This Zebra, grazing with her foal, is an opportunity to highlight this oft neglected species. Visitors to the Kruger area are often intently focused on seeing the “Big Five”, sometimes not stopping to absorb how special these stunning animals are.
Zebras are scientifically named Equus quagga ( with this sub-species being Burchell’s zebra ) and have evolved among the Old World horses within the last 4 million years. This common plains zebra can weigh up to 350 kg and on average stands about 1.2 m tall at the shoulders and is usually about 2 to 2.5 m long.
They possess similar traits as horses in that they walk,trot,canter and gallop as well as they suffer from the same diseases that horses do.
Zebras have excellent eyesight and like horses their eyes are on the sides of its head, giving it a wide field of vision.In addition zebras have excellent hearing but have larger, rounder ears than horses; like other ungulates, zebras can turn their ears in almost any direction. In addition to superb eyesight and hearing, zebras also have an acute sense of smell and taste.
There is a lot to be said about zebra’s which can be found here. Many interesting theories abound about the markings or “stripes” and that information is mostly subjective with the only scientifically supported theory being that the stripes aid in keeping insects,particularly horseflies,away.
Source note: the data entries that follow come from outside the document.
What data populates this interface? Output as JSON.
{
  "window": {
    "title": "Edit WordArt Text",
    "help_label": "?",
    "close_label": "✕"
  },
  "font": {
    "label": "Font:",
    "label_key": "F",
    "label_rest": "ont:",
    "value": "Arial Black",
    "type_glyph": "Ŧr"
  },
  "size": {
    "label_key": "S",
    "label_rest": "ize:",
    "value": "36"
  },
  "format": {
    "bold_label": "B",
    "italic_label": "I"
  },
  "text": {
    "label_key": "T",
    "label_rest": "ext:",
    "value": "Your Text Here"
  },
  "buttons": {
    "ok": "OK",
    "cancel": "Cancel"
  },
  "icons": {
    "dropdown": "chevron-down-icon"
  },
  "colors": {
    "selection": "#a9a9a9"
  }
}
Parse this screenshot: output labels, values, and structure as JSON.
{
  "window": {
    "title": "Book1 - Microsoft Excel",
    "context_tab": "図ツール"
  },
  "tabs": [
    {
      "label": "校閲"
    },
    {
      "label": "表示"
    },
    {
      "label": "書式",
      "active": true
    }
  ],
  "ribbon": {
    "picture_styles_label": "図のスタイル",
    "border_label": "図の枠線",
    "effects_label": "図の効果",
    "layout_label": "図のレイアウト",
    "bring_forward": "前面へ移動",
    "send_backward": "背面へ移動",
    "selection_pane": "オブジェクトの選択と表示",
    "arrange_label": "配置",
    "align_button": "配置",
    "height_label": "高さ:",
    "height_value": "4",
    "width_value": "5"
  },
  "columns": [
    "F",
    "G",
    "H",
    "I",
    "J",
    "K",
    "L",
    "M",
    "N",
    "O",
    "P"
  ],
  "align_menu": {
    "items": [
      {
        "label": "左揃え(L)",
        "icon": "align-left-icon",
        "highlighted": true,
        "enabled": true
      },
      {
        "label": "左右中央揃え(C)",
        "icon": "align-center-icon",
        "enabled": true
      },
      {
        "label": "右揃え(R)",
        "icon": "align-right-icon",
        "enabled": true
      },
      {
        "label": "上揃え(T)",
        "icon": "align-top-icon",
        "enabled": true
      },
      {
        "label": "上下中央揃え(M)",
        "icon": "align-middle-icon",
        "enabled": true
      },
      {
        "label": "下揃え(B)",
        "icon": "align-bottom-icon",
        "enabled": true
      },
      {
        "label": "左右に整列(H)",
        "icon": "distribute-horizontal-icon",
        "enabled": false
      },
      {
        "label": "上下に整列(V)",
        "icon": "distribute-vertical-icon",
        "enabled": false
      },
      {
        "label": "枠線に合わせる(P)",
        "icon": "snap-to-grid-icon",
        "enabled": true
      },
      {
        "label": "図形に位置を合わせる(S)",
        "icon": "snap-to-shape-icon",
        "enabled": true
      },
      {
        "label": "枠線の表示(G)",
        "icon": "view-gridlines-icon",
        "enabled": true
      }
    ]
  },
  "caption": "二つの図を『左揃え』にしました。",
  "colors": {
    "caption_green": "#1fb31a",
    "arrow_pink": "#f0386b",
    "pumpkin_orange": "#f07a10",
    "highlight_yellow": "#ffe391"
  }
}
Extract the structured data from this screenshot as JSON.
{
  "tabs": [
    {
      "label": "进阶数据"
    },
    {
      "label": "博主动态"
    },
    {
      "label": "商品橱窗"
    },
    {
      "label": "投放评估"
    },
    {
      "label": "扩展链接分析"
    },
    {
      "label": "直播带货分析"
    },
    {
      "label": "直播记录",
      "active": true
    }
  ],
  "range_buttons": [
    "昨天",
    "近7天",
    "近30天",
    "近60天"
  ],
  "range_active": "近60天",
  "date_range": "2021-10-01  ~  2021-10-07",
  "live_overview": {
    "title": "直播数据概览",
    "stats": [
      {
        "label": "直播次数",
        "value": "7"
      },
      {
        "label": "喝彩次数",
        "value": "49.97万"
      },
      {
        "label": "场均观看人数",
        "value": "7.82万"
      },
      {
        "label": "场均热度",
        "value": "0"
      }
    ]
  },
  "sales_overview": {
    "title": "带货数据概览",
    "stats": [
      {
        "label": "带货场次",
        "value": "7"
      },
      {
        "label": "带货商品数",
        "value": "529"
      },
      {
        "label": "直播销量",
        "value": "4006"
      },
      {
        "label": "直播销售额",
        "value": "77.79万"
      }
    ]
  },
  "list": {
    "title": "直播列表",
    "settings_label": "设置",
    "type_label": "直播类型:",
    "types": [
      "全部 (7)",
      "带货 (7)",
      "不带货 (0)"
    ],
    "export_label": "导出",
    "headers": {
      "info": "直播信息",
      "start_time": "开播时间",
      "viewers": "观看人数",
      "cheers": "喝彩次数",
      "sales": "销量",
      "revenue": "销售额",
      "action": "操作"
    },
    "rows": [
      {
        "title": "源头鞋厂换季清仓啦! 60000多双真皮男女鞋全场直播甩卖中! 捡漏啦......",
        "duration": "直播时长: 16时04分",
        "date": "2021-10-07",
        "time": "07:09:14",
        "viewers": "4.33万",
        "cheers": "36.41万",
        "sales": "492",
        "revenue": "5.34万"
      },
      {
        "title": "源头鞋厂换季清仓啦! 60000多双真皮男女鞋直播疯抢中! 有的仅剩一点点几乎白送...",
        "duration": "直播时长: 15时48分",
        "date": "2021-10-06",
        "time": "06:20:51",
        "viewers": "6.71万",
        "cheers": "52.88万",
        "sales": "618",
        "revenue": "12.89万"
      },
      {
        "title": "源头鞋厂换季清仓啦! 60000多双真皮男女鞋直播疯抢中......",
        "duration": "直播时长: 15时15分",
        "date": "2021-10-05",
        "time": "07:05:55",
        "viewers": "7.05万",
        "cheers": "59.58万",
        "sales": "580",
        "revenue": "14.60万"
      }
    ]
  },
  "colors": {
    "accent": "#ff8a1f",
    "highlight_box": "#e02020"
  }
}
There are approximately 50,000 zebra in South Africa with about 75% existing in the Greater Kruger National Park. They are not threatened as a species but if you look at a population of only fifty thousand as being regarded as stable, it is quickly apparent how they could easily become threatened, as they almost only exist in protected areas.